In the 1990s, the Australian federal government offered extra funding to schools that taught Indonesian as a LOTE. My rural Victorian school took them up on that offer, and so in 1993, at the age of 14, I found myself in an Indonesian language class, knowing nothing about the country or the people or…anything, really.
In 1995 I was offered the chance to go overseas on a high school student exchange -and I chose to go to Indonesia. Mostly because it was cheaper than Europe, and by this point I could at least count and greet people in bahasa Indonesia, which I figured gave me a leg-up in communication.
From mid 1995-mid 1996 I lived in Yogyakarta with a local family and my world exploded. I was immersed in the people, the culture, the day-to-day life, the music, art, cuisine… just everything! All the formal Indonesian I had learnt flew out my brain, never to return, and what came flooding in was the language spoken by the people.
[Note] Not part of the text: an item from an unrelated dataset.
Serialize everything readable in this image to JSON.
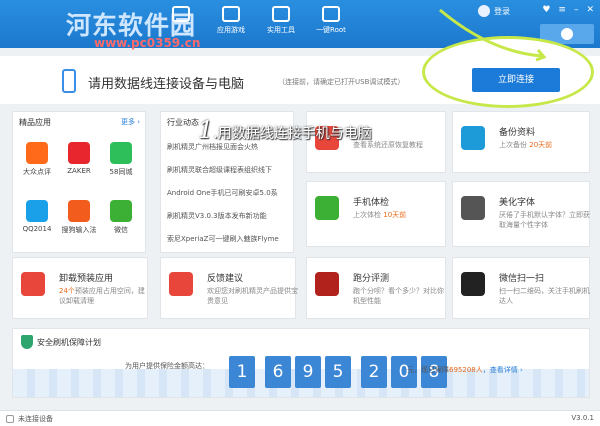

And now I try to return every 2 years or so. Take a lot of time off work, and head to Indonesia to have a wander around a different island, and catch up with my keluarga.
And ‘budhe’? That’s Javanese. It means ‘aunt’.
BudheBulik is something that’s been floating around my head for years. After living in country, I understood that Indonesia was much more than just batik, wayang, and dance. And I want people to see this.
I was asked once to contribute a few chapters’ worth of exercises to a LOTE textbook. Because, according to the editor, I had the mindset of a teenager, and knew what would appeal to them. And talking with teacher friends I have come to think that a problem with the way we teach bahasa Indonesia in Australia is a failure to make the students see that our Indonesian friends are just like us – we have so many similarities. It’s not all high-culture, there’s plenty of shopping malls and pop-culture as well.
I wanted to create a resource that teachers could peruse and plunder for ideas. I went through many iterations of how this would happen, but I’ve just decided now to throw it all up on line and let you all at it. Consider it an explosion of all the things I love or find interesting about Indonesia.